YOUR GOAL:
Of the lines below, report only those that contain "Bangalore".

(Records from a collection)
· · · · ·

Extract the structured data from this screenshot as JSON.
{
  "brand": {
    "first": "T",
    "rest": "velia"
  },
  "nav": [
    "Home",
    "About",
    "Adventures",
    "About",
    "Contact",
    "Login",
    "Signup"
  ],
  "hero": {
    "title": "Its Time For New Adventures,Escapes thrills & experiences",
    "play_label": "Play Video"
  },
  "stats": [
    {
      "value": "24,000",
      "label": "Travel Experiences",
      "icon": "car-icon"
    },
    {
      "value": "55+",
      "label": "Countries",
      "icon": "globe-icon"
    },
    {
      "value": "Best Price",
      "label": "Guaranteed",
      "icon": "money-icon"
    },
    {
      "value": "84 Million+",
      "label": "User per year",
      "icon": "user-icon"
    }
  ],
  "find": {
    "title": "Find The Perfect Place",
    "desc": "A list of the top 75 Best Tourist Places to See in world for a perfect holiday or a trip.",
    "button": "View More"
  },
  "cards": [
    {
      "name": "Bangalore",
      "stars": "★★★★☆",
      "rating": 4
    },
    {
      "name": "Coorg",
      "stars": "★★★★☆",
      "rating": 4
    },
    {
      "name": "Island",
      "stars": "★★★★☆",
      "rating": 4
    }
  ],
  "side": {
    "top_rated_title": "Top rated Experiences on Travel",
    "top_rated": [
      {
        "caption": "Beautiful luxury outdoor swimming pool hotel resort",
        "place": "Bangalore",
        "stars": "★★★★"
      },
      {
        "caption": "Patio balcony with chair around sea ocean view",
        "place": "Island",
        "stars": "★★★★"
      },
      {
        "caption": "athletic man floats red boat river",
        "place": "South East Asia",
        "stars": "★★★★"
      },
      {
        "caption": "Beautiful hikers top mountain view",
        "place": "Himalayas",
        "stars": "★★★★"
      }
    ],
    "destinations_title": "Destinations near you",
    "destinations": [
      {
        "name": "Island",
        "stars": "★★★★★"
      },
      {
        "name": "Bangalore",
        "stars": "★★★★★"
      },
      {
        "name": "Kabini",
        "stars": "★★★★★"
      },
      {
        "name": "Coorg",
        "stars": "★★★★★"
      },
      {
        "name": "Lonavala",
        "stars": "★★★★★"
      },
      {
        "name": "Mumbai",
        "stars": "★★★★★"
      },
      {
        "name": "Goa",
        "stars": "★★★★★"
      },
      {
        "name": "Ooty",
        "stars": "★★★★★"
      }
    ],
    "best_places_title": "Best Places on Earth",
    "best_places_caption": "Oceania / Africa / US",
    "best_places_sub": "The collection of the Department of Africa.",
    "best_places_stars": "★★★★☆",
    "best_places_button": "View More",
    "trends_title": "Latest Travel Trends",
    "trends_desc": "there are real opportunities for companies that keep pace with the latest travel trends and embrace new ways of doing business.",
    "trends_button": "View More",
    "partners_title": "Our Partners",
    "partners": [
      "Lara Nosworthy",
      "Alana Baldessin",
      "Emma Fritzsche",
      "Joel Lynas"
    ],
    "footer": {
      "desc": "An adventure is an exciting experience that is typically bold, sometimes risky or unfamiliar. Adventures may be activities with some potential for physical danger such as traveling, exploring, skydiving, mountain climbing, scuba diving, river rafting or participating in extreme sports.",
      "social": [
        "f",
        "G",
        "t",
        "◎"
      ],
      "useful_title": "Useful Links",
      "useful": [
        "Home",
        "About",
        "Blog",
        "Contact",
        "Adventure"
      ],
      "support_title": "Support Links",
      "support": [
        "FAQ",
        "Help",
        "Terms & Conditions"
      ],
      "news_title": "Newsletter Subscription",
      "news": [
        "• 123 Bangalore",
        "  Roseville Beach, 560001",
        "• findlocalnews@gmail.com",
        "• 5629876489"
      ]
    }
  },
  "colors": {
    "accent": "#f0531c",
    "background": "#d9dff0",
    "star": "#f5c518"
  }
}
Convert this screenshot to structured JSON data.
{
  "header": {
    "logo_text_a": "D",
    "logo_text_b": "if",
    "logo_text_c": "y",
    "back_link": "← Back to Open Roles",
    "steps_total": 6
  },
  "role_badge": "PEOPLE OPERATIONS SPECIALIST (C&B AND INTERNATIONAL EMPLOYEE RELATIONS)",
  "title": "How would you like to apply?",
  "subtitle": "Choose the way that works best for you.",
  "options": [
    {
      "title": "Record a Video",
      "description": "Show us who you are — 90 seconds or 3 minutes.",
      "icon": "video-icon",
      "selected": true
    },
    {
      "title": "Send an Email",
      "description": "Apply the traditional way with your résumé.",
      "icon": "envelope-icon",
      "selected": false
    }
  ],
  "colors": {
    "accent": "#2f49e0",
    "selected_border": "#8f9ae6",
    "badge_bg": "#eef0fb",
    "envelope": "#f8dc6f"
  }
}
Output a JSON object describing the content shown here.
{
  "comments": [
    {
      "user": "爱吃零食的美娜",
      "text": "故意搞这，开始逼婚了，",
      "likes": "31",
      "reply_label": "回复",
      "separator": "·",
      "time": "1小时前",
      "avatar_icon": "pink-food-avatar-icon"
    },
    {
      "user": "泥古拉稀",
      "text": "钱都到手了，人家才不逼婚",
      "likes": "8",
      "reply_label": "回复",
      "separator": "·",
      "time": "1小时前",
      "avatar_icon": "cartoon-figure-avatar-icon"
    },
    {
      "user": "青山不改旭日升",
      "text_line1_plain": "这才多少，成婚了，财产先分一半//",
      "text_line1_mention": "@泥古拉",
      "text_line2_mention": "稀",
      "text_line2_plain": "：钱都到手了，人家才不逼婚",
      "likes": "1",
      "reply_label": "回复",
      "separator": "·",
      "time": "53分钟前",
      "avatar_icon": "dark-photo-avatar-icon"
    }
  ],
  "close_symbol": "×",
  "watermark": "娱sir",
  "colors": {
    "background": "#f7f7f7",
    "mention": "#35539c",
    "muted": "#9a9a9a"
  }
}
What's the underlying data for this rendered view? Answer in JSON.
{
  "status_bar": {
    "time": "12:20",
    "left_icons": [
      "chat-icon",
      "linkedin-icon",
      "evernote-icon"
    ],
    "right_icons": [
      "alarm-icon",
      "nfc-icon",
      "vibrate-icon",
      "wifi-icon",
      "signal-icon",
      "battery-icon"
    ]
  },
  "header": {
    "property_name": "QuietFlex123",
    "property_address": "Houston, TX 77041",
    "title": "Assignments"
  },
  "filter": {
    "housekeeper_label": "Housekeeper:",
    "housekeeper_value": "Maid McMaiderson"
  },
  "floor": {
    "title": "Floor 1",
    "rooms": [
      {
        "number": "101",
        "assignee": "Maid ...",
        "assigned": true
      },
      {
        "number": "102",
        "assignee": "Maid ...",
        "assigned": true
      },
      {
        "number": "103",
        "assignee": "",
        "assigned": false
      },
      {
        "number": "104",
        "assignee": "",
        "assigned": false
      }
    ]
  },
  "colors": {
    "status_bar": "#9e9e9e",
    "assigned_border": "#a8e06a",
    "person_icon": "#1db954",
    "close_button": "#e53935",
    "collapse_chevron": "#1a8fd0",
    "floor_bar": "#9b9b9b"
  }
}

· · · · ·

WRITTEN ANSWER:
      "name": "Bangalore",
        "place": "Bangalore",
        "name": "Bangalore",
        "• 123 Bangalore",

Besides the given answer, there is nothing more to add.